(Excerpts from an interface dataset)
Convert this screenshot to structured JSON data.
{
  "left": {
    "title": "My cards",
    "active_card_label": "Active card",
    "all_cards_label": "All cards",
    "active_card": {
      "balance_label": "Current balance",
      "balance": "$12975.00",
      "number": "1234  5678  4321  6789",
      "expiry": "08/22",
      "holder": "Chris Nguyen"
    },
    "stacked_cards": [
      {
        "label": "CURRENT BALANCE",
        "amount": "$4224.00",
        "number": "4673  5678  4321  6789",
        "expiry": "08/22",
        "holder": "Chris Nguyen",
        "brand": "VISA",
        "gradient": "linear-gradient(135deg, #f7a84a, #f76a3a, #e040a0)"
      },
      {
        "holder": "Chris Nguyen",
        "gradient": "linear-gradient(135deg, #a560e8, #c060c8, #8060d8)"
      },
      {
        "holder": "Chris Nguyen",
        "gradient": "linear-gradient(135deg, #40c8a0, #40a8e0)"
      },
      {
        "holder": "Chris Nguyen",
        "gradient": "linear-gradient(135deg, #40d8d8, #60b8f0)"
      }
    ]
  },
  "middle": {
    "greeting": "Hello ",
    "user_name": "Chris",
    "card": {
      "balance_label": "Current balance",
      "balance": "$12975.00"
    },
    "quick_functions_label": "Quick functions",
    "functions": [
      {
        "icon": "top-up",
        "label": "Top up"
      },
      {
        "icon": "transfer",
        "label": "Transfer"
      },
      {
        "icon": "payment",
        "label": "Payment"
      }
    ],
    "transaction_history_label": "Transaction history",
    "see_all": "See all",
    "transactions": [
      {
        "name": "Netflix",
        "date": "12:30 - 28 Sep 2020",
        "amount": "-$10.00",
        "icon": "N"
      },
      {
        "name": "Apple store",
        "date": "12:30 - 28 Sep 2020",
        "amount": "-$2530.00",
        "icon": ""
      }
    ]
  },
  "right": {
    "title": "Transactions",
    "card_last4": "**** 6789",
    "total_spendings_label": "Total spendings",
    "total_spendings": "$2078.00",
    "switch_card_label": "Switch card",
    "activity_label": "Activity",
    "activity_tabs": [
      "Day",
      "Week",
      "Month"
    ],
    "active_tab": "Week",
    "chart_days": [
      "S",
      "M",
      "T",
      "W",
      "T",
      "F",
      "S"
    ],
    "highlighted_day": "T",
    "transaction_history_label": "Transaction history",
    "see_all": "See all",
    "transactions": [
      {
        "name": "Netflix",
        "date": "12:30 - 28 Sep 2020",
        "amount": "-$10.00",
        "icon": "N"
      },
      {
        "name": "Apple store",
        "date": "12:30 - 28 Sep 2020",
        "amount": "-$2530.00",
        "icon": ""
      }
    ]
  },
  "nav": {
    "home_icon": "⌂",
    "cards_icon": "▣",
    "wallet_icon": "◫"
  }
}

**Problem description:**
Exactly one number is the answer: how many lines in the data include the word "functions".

**Response for this exercise:**
2